Scan the material below and report how many lines include the string "name"; nothing else belongs in the reply.

Start of Source information

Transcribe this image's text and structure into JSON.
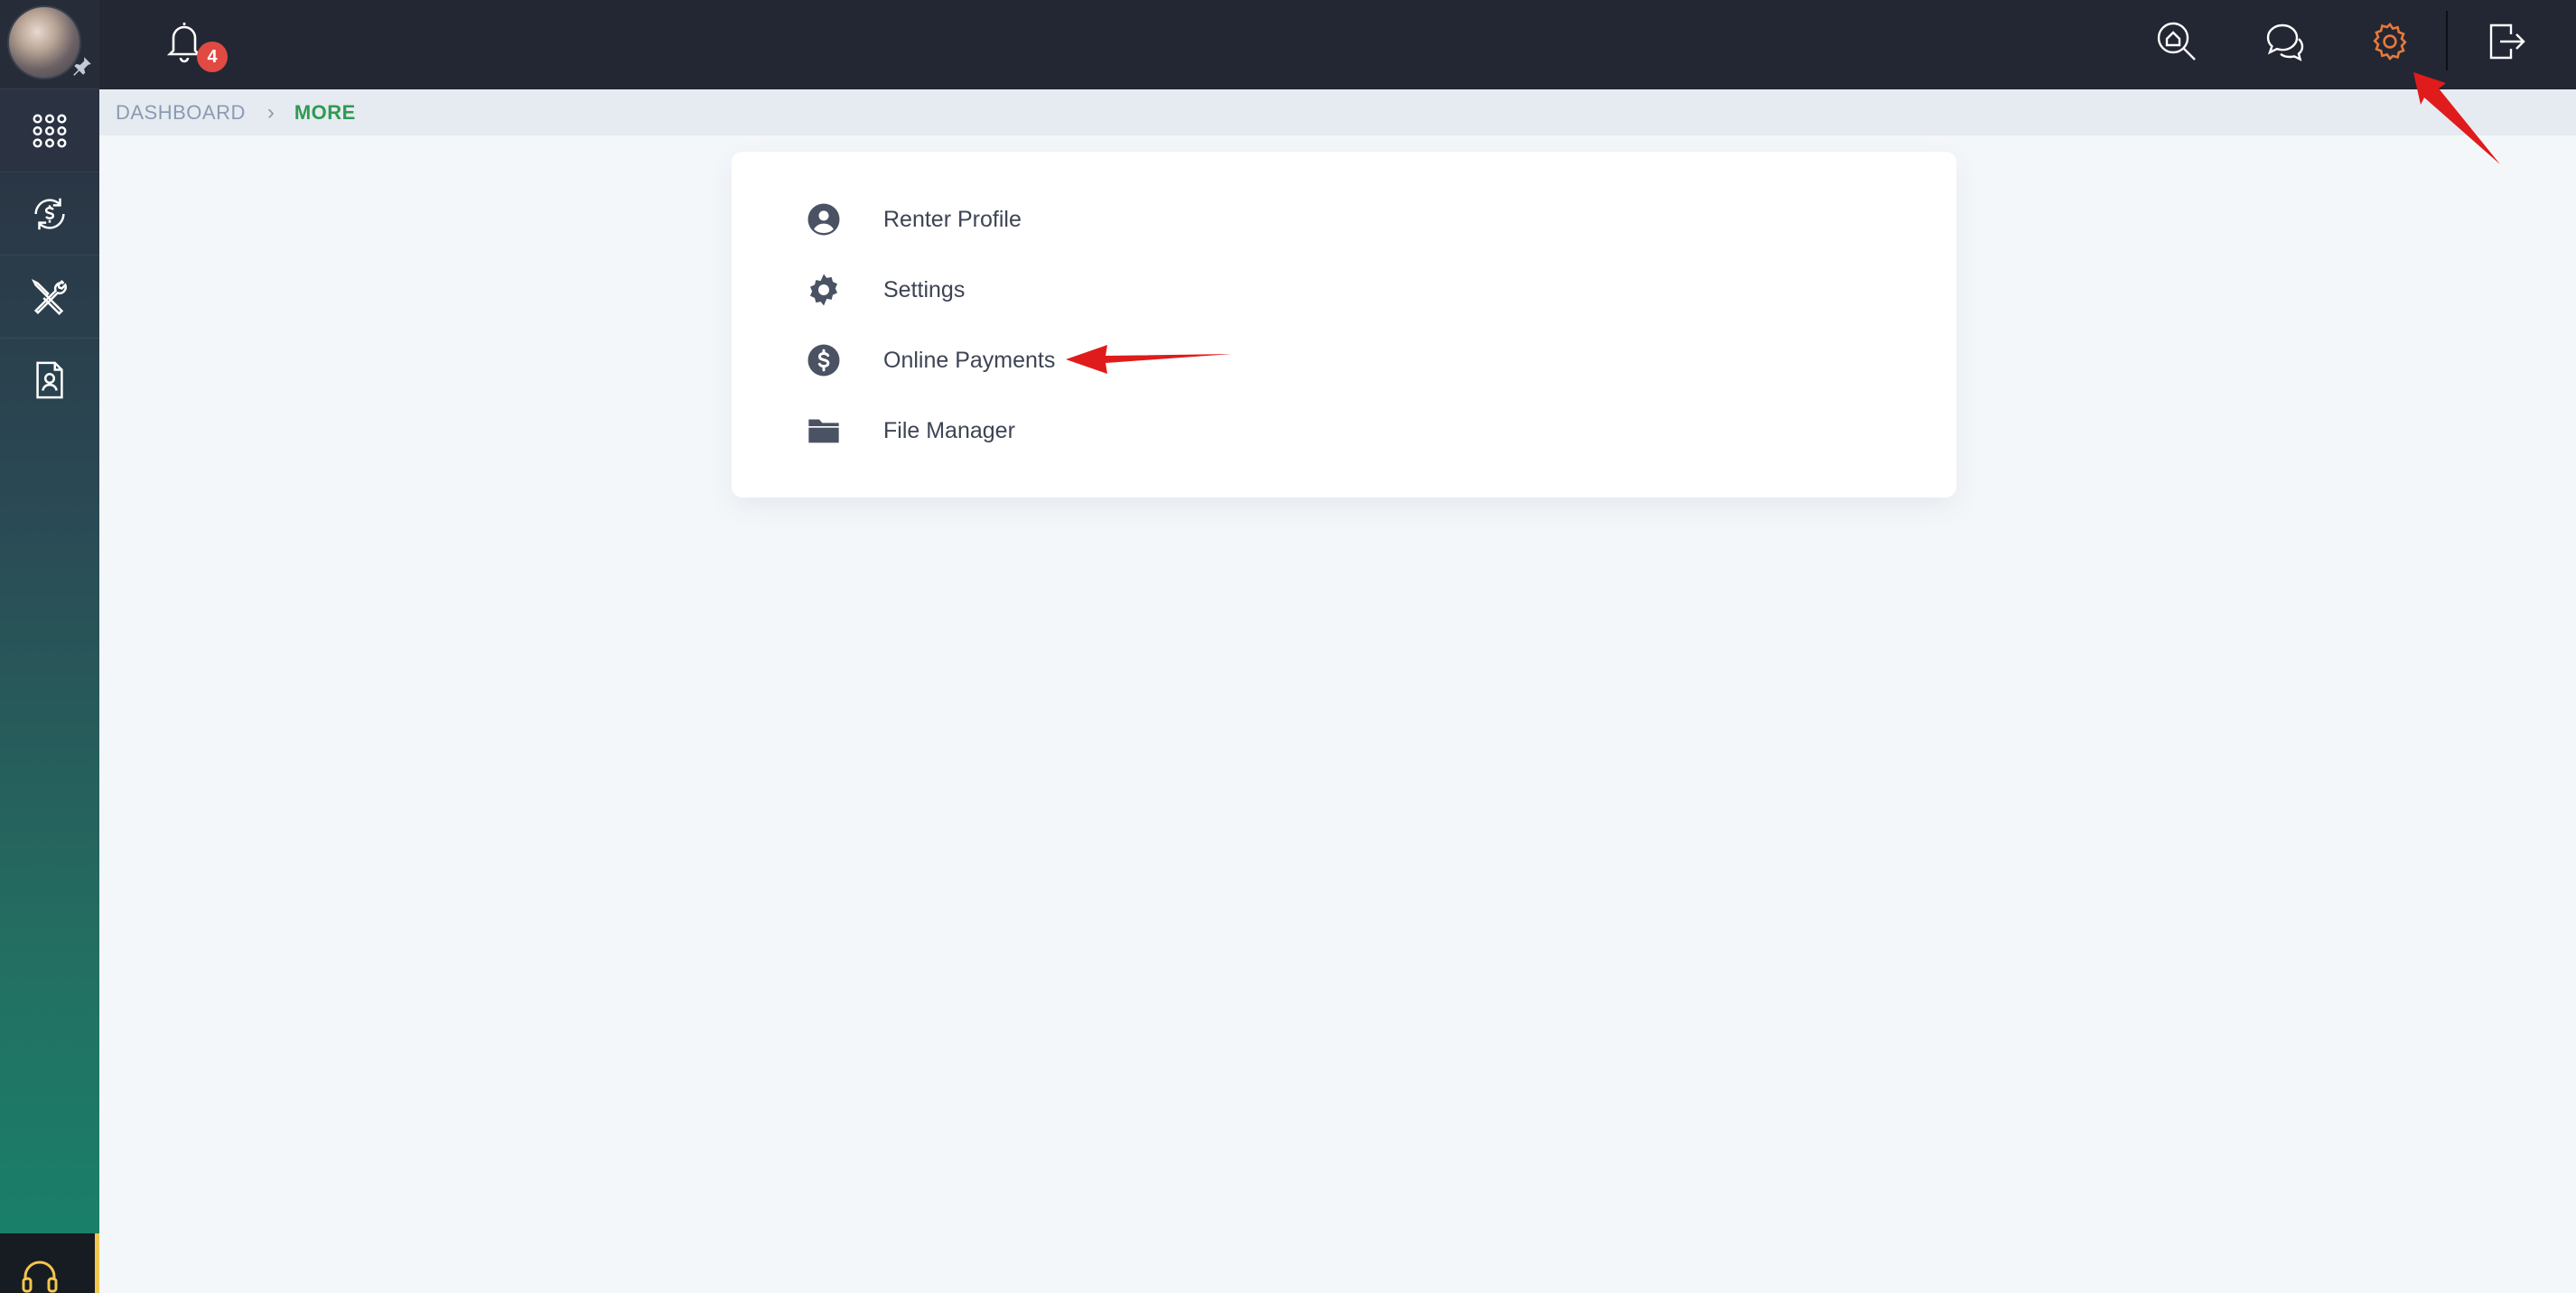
{
  "topbar": {
    "notifications_count": "4",
    "icons": [
      "bell-icon",
      "home-search-icon",
      "chat-icon",
      "gear-icon",
      "logout-icon"
    ],
    "active_color": "#e8793a"
  },
  "sidebar": {
    "items": [
      {
        "name": "apps-grid-icon"
      },
      {
        "name": "payments-cycle-icon"
      },
      {
        "name": "tools-icon"
      },
      {
        "name": "contact-document-icon"
      }
    ],
    "support_icon": "headset-icon"
  },
  "breadcrumb": {
    "parent": "DASHBOARD",
    "current": "MORE"
  },
  "menu": {
    "items": [
      {
        "label": "Renter Profile",
        "icon": "user-circle-icon"
      },
      {
        "label": "Settings",
        "icon": "gear-icon"
      },
      {
        "label": "Online Payments",
        "icon": "dollar-circle-icon"
      },
      {
        "label": "File Manager",
        "icon": "folder-icon"
      }
    ]
  },
  "colors": {
    "topbar_bg": "#232733",
    "breadcrumb_current": "#2f9a52",
    "annotation_red": "#e01b1b"
  }
}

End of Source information

**Result**
4